How to win a joust
10th-16th century (all models)
Everything you need to know to triumph at a Medieval tournament
The Middle Ages valued martial prowess as the ultimate virtue. Skill with sword, mace and lance was required by knights if they were to survive the wars that plagued Europe, so tournaments developed where knights could demonstrate their warrior abilities and prepare for conflicts. Early competitions were bloody affairs with melees where knights fought en masse and death was fairly common. Soldiers entertained the crowds and offered an outlet for violence but this seriously depleted the small pool of manpower a king could call on.
Over time, rules developed that turned these frenzies of bloodletting into chivalric events that provided a relatively safe way of showing a knight’s skill. From the 1400s onwards, knights in jousts wore full armour and restricted their weaponry to lances. To handle such an unwieldy weapon was a mark of attainment that could bring wealth as well as honour. For those seeking to move up in society, as well as nobility wishing associate themselves with the romantic values of the age, the jousting lists were events worth risking their lives for.

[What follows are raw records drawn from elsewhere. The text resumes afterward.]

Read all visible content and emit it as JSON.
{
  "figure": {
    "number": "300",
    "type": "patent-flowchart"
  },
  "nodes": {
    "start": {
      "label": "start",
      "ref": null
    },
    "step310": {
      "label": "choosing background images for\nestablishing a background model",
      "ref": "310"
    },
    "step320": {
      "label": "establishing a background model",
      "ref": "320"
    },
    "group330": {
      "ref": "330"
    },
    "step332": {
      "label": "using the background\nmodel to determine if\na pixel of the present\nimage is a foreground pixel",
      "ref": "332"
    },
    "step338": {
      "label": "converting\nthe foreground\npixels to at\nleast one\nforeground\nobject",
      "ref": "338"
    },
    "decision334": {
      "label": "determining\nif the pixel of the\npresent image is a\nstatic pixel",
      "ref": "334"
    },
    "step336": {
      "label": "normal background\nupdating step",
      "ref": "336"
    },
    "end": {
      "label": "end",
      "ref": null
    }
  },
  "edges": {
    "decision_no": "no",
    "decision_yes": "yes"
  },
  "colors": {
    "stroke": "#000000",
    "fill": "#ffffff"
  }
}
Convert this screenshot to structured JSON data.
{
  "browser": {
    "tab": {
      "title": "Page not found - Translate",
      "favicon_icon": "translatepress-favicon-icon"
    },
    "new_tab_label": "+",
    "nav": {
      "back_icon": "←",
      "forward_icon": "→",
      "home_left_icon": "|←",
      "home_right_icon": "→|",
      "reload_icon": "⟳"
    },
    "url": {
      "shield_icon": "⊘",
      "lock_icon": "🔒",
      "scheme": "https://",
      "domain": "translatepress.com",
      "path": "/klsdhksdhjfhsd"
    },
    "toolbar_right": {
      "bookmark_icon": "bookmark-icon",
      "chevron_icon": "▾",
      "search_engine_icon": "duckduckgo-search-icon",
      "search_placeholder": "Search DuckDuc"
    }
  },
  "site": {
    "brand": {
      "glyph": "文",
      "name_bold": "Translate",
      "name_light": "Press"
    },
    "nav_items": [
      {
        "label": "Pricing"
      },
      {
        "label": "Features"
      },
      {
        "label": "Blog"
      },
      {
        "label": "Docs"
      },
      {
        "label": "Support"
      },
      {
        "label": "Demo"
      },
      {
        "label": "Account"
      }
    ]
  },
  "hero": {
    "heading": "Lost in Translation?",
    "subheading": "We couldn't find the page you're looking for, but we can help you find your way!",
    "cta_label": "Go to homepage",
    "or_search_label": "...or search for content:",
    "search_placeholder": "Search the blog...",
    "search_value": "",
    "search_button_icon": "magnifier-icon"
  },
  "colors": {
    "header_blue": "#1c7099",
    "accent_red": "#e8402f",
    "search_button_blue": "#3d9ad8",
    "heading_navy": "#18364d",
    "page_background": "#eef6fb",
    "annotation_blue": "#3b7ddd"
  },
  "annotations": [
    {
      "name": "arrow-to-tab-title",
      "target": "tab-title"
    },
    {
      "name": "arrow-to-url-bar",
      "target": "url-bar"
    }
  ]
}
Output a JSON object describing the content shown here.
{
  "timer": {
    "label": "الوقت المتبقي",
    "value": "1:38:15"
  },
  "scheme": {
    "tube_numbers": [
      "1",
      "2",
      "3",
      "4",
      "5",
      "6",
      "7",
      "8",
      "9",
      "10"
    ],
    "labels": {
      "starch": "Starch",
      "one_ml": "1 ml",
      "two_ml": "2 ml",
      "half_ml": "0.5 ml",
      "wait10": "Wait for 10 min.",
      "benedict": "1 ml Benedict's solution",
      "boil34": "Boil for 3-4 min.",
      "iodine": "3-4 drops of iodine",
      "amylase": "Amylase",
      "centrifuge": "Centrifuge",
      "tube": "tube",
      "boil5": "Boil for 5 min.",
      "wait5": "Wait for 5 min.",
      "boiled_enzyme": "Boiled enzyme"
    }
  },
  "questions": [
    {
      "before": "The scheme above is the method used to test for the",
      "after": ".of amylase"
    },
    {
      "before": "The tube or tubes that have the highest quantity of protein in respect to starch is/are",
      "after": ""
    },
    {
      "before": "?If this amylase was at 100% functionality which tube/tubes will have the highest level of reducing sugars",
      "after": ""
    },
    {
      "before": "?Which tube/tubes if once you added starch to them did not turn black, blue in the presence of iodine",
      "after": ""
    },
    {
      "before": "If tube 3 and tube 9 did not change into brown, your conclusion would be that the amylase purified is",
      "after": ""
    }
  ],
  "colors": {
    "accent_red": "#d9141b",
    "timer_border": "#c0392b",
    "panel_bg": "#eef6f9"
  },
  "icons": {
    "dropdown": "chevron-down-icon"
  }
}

If you want to win – and survive – a joust, here are ten things you need to know.